loudest when some other non-western country commits a violation, our memories
appear to be fleeting. Both sides have been undermining Ukrainian sovereignty
ever since the fall of the USSR. In this crisis both played their hands, but
Russia simply has an extra card: the fact that the Ukraine is part of their
sphere of influence, making swift military intervention possible, and the
overwhelming Russian majority living there.
This is sadly the real extent of our commitment to
democracy: unfortunately, it’s just sound geopolitics. We’ve created entire
institutions to meddle in other nations politics.
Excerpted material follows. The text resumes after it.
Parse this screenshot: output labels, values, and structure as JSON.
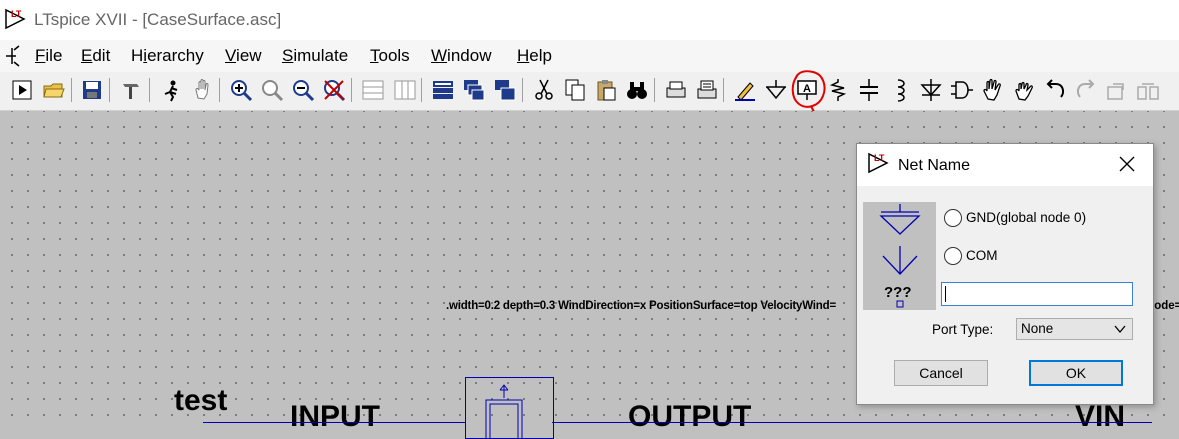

Being appalled by one states
intervention with another’s internal affairs is just ridiculous.
John Kerry made the following statement: “Its really
19th century behavior in the 20th century and there is nowhere to start with!
You don’t invade a country on phony pretext in order to assert your interest”.
Then how can he justify America’s intervention in the Philippines, Panama,
Syria, Guatemala, Iran, Tibet, Cuba, the Dominican Republic, Chile, Iraq,
Nicaragua, Afghanistan, Venezuela, Libya, Syria and Vietnam?
Denouncing the actions of another nation’s 19th
century behavior when 30 years ago he denounced the same 19th century behavior
from his own country in a different situation seems hypocritical (see full
speech at http://www.wintersoldier.com/index.php?topic=Testimony). Would it not
be wise for him to listen to his own advice?
Seems that Europe, the US and NATO has been losing the
moral high ground since the 2nd Iraq War. The proof of that is blatantly
apparent when one questions an Uzbek, Iranian, Lebanese, Palestinian,
Vietnamese, Bahraini or an Egyptian. Try to make them understand that we are
the bastions of human rights and freedom! When for the last 50 years we armed
and funded their despots as they murdered and tortured their peoples, while we
turned a blind eye as they squandered their nations resources and
lifeblood! In closing, the speech from Dominique de Villepin on the eve
of the II Iraq war stills rings out today. “In this temple of the United
Nations, we are the guardians of an ideal, the guardians of a conscience. The
onerous responsibility and immense honor we have must lead us to give priority
to disarmament in peace ». Those words define the principles of what it is to
be European and the values that make her great. Ideals worth fighting
for! If only Europe would champion those ideals consistently what a world
that could be.